To do
Whenever a line in the listing below holds the string "ipsum", include it in the count. Say how many such lines there are and nothing more.

Records to use
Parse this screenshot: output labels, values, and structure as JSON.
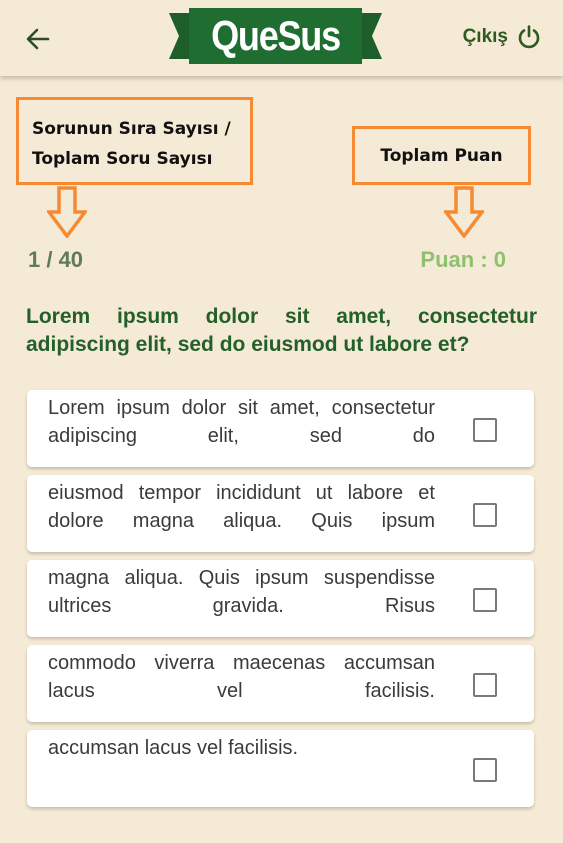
{
  "header": {
    "logo_text": "QueSus",
    "logout_label": "Çıkış",
    "back_icon": "arrow-left-icon",
    "logout_icon": "power-icon",
    "brand_color": "#1e6a2f"
  },
  "callouts": {
    "left_line1": "Sorunun Sıra Sayısı /",
    "left_line2": "Toplam Soru Sayısı",
    "right": "Toplam Puan",
    "border_color": "#f58a33"
  },
  "status": {
    "progress": "1 / 40",
    "score": "Puan : 0"
  },
  "question": "Lorem ipsum dolor sit amet, consectetur adipiscing elit, sed do eiusmod ut labore et?",
  "options": [
    {
      "text": "Lorem ipsum dolor sit amet, consectetur adipiscing elit, sed do",
      "checked": false
    },
    {
      "text": "eiusmod tempor incididunt ut labore et dolore magna aliqua. Quis ipsum",
      "checked": false
    },
    {
      "text": "magna aliqua. Quis ipsum suspendisse ultrices gravida. Risus",
      "checked": false
    },
    {
      "text": "commodo viverra maecenas accumsan lacus vel facilisis.",
      "checked": false
    },
    {
      "text": "accumsan lacus vel facilisis.",
      "checked": false
    }
  ]
}
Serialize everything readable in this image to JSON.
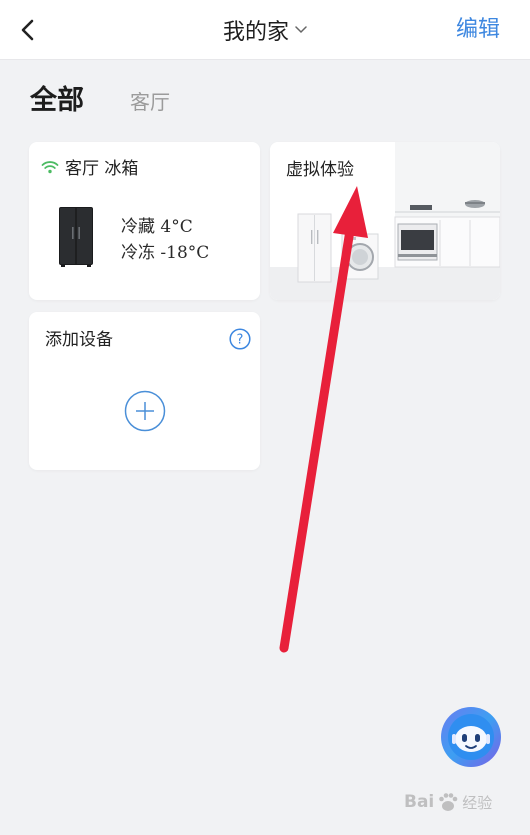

Result of this exercise
4